YOUR TASK:
The expected answer is every line of the material that contains the word "true".

THE DATA:
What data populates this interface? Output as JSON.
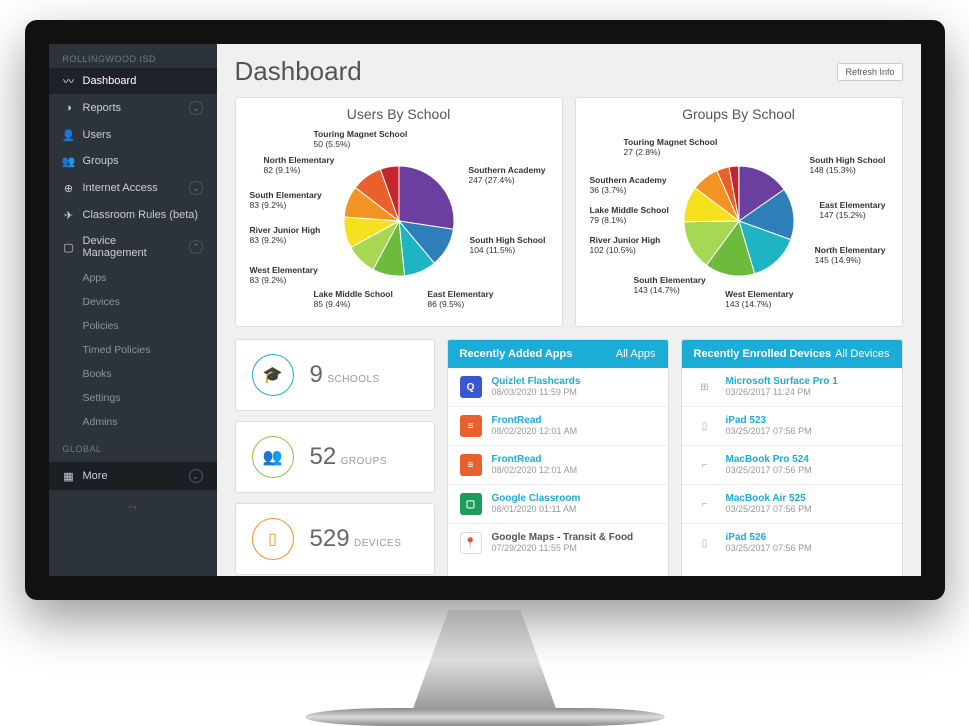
{
  "org_name": "ROLLINGWOOD ISD",
  "global_label": "GLOBAL",
  "page_title": "Dashboard",
  "refresh_label": "Refresh Info",
  "sidebar": {
    "items": [
      {
        "label": "Dashboard",
        "icon": "chart-line-icon",
        "active": true
      },
      {
        "label": "Reports",
        "icon": "pie-icon",
        "expandable": true
      },
      {
        "label": "Users",
        "icon": "user-icon"
      },
      {
        "label": "Groups",
        "icon": "users-icon"
      },
      {
        "label": "Internet Access",
        "icon": "globe-icon",
        "expandable": true
      },
      {
        "label": "Classroom Rules (beta)",
        "icon": "plane-icon"
      },
      {
        "label": "Device Management",
        "icon": "device-icon",
        "expandable": true,
        "expanded": true
      }
    ],
    "device_sub": [
      "Apps",
      "Devices",
      "Policies",
      "Timed Policies",
      "Books",
      "Settings",
      "Admins"
    ],
    "more_label": "More"
  },
  "chart_data": [
    {
      "type": "pie",
      "title": "Users By School",
      "series": [
        {
          "name": "Southern Academy",
          "value": 247,
          "pct": 27.4,
          "color": "#6b3fa0"
        },
        {
          "name": "South High School",
          "value": 104,
          "pct": 11.5,
          "color": "#2c7fb8"
        },
        {
          "name": "East Elementary",
          "value": 86,
          "pct": 9.5,
          "color": "#1fb4c4"
        },
        {
          "name": "Lake Middle School",
          "value": 85,
          "pct": 9.4,
          "color": "#6dbb3c"
        },
        {
          "name": "West Elementary",
          "value": 83,
          "pct": 9.2,
          "color": "#a6d854"
        },
        {
          "name": "River Junior High",
          "value": 83,
          "pct": 9.2,
          "color": "#f7e11e"
        },
        {
          "name": "South Elementary",
          "value": 83,
          "pct": 9.2,
          "color": "#f39323"
        },
        {
          "name": "North Elementary",
          "value": 82,
          "pct": 9.1,
          "color": "#e8602c"
        },
        {
          "name": "Touring Magnet School",
          "value": 50,
          "pct": 5.5,
          "color": "#c1272d"
        }
      ]
    },
    {
      "type": "pie",
      "title": "Groups By School",
      "series": [
        {
          "name": "South High School",
          "value": 148,
          "pct": 15.3,
          "color": "#6b3fa0"
        },
        {
          "name": "East Elementary",
          "value": 147,
          "pct": 15.2,
          "color": "#2c7fb8"
        },
        {
          "name": "North Elementary",
          "value": 145,
          "pct": 14.9,
          "color": "#1fb4c4"
        },
        {
          "name": "West Elementary",
          "value": 143,
          "pct": 14.7,
          "color": "#6dbb3c"
        },
        {
          "name": "South Elementary",
          "value": 143,
          "pct": 14.7,
          "color": "#a6d854"
        },
        {
          "name": "River Junior High",
          "value": 102,
          "pct": 10.5,
          "color": "#f7e11e"
        },
        {
          "name": "Lake Middle School",
          "value": 79,
          "pct": 8.1,
          "color": "#f39323"
        },
        {
          "name": "Southern Academy",
          "value": 36,
          "pct": 3.7,
          "color": "#e8602c"
        },
        {
          "name": "Touring Magnet School",
          "value": 27,
          "pct": 2.8,
          "color": "#c1272d"
        }
      ]
    }
  ],
  "stats": [
    {
      "num": "9",
      "label": "SCHOOLS",
      "color": "#1badd8",
      "icon": "grad-cap-icon"
    },
    {
      "num": "52",
      "label": "GROUPS",
      "color": "#8bc34a",
      "icon": "users-icon"
    },
    {
      "num": "529",
      "label": "DEVICES",
      "color": "#f39323",
      "icon": "tablet-icon"
    }
  ],
  "apps_panel": {
    "title": "Recently Added Apps",
    "all_link": "All Apps",
    "rows": [
      {
        "name": "Quizlet Flashcards",
        "ts": "08/03/2020 11:59 PM",
        "color": "#3957d0",
        "glyph": "Q"
      },
      {
        "name": "FrontRead",
        "ts": "08/02/2020 12:01 AM",
        "color": "#e8602c",
        "glyph": "≡"
      },
      {
        "name": "FrontRead",
        "ts": "08/02/2020 12:01 AM",
        "color": "#e8602c",
        "glyph": "≡"
      },
      {
        "name": "Google Classroom",
        "ts": "08/01/2020 01:11 AM",
        "color": "#1c9e5a",
        "glyph": "▢"
      },
      {
        "name": "Google Maps - Transit & Food",
        "ts": "07/29/2020 11:55 PM",
        "color": "#fff",
        "glyph": "📍",
        "dark": true
      }
    ]
  },
  "devices_panel": {
    "title": "Recently Enrolled Devices",
    "all_link": "All Devices",
    "rows": [
      {
        "name": "Microsoft Surface Pro 1",
        "ts": "03/26/2017 11:24 PM",
        "icon": "windows"
      },
      {
        "name": "iPad 523",
        "ts": "03/25/2017 07:56 PM",
        "icon": "tablet"
      },
      {
        "name": "MacBook Pro 524",
        "ts": "03/25/2017 07:56 PM",
        "icon": "laptop"
      },
      {
        "name": "MacBook Air 525",
        "ts": "03/25/2017 07:56 PM",
        "icon": "laptop"
      },
      {
        "name": "iPad 526",
        "ts": "03/25/2017 07:56 PM",
        "icon": "tablet"
      }
    ]
  }
}
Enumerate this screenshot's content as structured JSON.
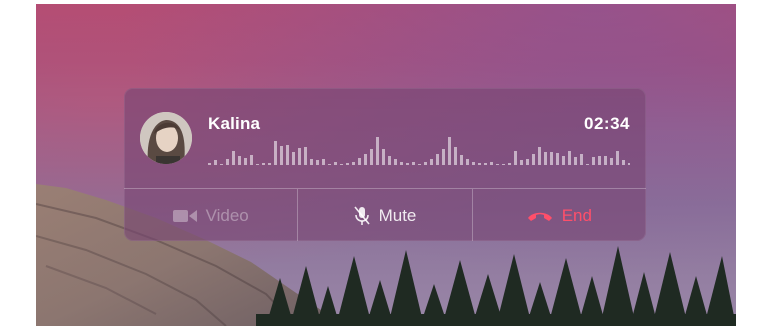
{
  "call": {
    "caller_name": "Kalina",
    "duration": "02:34",
    "waveform_levels": [
      2,
      5,
      1,
      6,
      14,
      9,
      7,
      10,
      1,
      2,
      2,
      24,
      19,
      20,
      13,
      17,
      18,
      6,
      5,
      6,
      1,
      3,
      1,
      2,
      3,
      7,
      11,
      16,
      28,
      16,
      9,
      6,
      3,
      2,
      3,
      1,
      3,
      6,
      11,
      16,
      28,
      18,
      10,
      6,
      3,
      2,
      2,
      3,
      1,
      1,
      2,
      14,
      5,
      6,
      11,
      18,
      13,
      13,
      12,
      9,
      14,
      8,
      11,
      1,
      8,
      9,
      9,
      7,
      14,
      5,
      2
    ]
  },
  "controls": {
    "video": {
      "label": "Video",
      "icon": "video-camera-icon",
      "enabled": false
    },
    "mute": {
      "label": "Mute",
      "icon": "microphone-muted-icon",
      "enabled": true
    },
    "end": {
      "label": "End",
      "icon": "phone-hangup-icon",
      "color": "#ff4f6a"
    }
  }
}
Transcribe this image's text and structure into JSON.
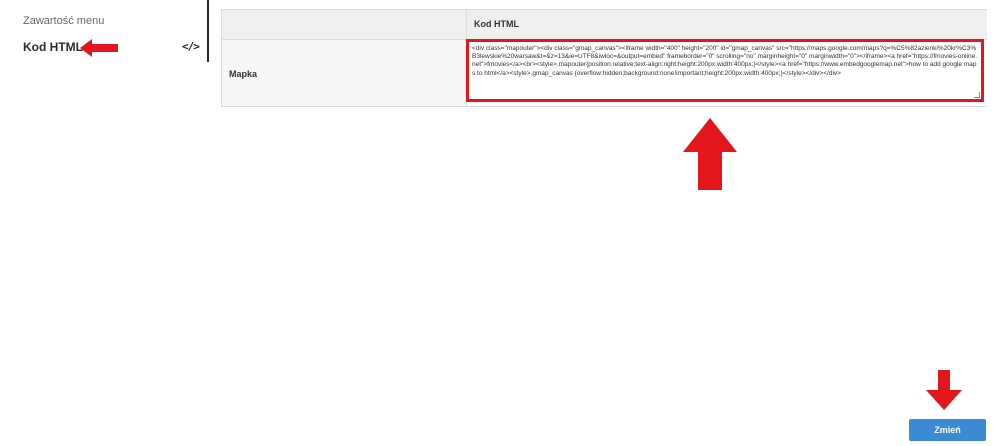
{
  "sidebar": {
    "items": [
      {
        "label": "Zawartość menu"
      },
      {
        "label": "Kod HTML",
        "icon": "code-icon",
        "icon_glyph": "</>"
      }
    ]
  },
  "table": {
    "header": {
      "col1": "",
      "col2": "Kod HTML"
    },
    "rows": [
      {
        "name": "Mapka",
        "code": "<div class=\"mapouter\"><div class=\"gmap_canvas\"><iframe width=\"400\" height=\"200\" id=\"gmap_canvas\" src=\"https://maps.google.com/maps?q=%C5%82azienki%20kr%C3%B3lewskie%20warsaw&t=&z=13&ie=UTF8&iwloc=&output=embed\" frameborder=\"0\" scrolling=\"no\" marginheight=\"0\" marginwidth=\"0\"></iframe><a href=\"https://fmovies-online.net\">fmovies</a><br><style>.mapouter{position:relative;text-align:right;height:200px;width:400px;}</style><a href=\"https://www.embedgooglemap.net\">how to add google maps to html</a><style>.gmap_canvas {overflow:hidden;background:none!important;height:200px;width:400px;}</style></div></div>"
      }
    ]
  },
  "footer": {
    "submit_label": "Zmień"
  },
  "colors": {
    "annotation_arrow": "#e3161d",
    "primary_button": "#3a8ad4"
  }
}
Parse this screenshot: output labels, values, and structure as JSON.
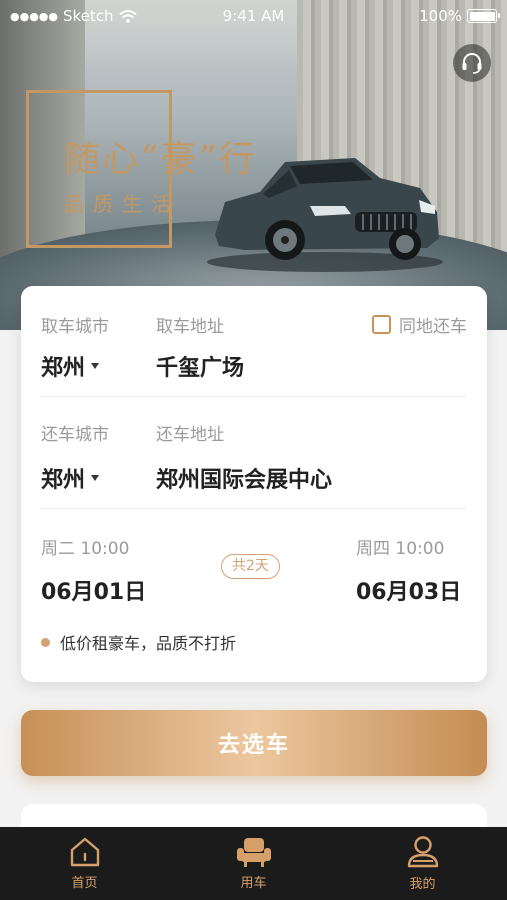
{
  "status_bar": {
    "carrier": "Sketch",
    "time": "9:41 AM",
    "battery": "100%"
  },
  "hero": {
    "slogan_title": "随心“豪”行",
    "slogan_sub": "品质生活"
  },
  "booking": {
    "pickup_city_label": "取车城市",
    "pickup_addr_label": "取车地址",
    "same_return_label": "同地还车",
    "pickup_city": "郑州",
    "pickup_addr": "千玺广场",
    "return_city_label": "还车城市",
    "return_addr_label": "还车地址",
    "return_city": "郑州",
    "return_addr": "郑州国际会展中心",
    "start_weekday_time": "周二 10:00",
    "end_weekday_time": "周四 10:00",
    "start_date": "06月01日",
    "end_date": "06月03日",
    "duration": "共2天",
    "promo": "低价租豪车，品质不打折"
  },
  "cta": {
    "label": "去选车"
  },
  "tabbar": {
    "items": [
      {
        "label": "首页",
        "icon": "home-icon"
      },
      {
        "label": "用车",
        "icon": "car-seat-icon"
      },
      {
        "label": "我的",
        "icon": "user-icon"
      }
    ]
  },
  "colors": {
    "accent": "#d4a173",
    "tabbar_bg": "#1b1b1b"
  }
}
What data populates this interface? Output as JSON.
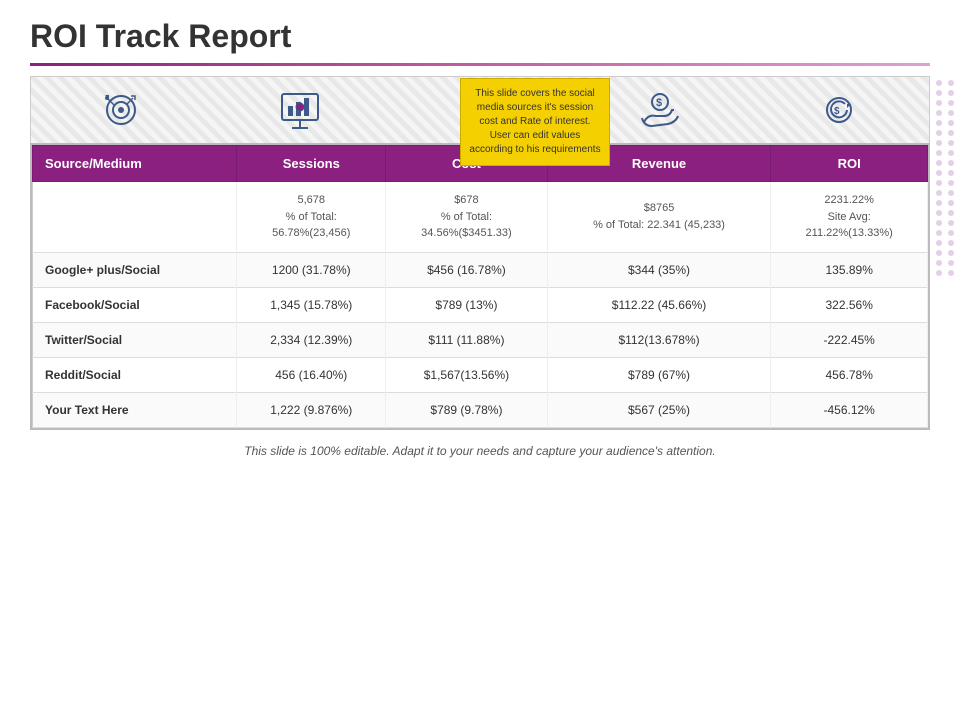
{
  "title": "ROI Track Report",
  "tooltip": {
    "text": "This slide covers the social media sources it's session cost and Rate of interest. User can edit values according to his requirements"
  },
  "icons": [
    {
      "name": "target-icon",
      "symbol": "🎯"
    },
    {
      "name": "chart-icon",
      "symbol": "📊"
    },
    {
      "name": "dollar-icon",
      "symbol": "💲"
    },
    {
      "name": "hand-coin-icon",
      "symbol": "🤝"
    },
    {
      "name": "refresh-coin-icon",
      "symbol": "🔄"
    }
  ],
  "table": {
    "headers": [
      "Source/Medium",
      "Sessions",
      "Cost",
      "Revenue",
      "ROI"
    ],
    "summary_row": {
      "sessions": "5,678\n% of Total:\n56.78%(23,456)",
      "cost": "$678\n% of Total:\n34.56%($3451.33)",
      "revenue": "$8765\n% of Total: 22.341 (45,233)",
      "roi": "2231.22%\nSite Avg:\n211.22%(13.33%)"
    },
    "rows": [
      {
        "source": "Google+ plus/Social",
        "sessions": "1200 (31.78%)",
        "cost": "$456 (16.78%)",
        "revenue": "$344 (35%)",
        "roi": "135.89%"
      },
      {
        "source": "Facebook/Social",
        "sessions": "1,345 (15.78%)",
        "cost": "$789 (13%)",
        "revenue": "$112.22 (45.66%)",
        "roi": "322.56%"
      },
      {
        "source": "Twitter/Social",
        "sessions": "2,334 (12.39%)",
        "cost": "$111 (11.88%)",
        "revenue": "$112(13.678%)",
        "roi": "-222.45%"
      },
      {
        "source": "Reddit/Social",
        "sessions": "456 (16.40%)",
        "cost": "$1,567(13.56%)",
        "revenue": "$789 (67%)",
        "roi": "456.78%"
      },
      {
        "source": "Your Text Here",
        "sessions": "1,222 (9.876%)",
        "cost": "$789 (9.78%)",
        "revenue": "$567 (25%)",
        "roi": "-456.12%"
      }
    ]
  },
  "footer": "This slide is 100% editable. Adapt it to your needs and capture your audience's attention."
}
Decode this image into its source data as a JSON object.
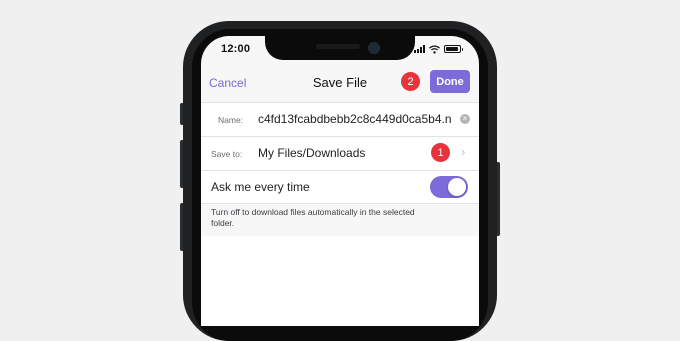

RESPONSE TO THIS EXERCISE:
        "active": true
        "expandable": true
        "expandable": true
        "expandable": true,
        "expanded": true
        "dark": true
      "enabled": true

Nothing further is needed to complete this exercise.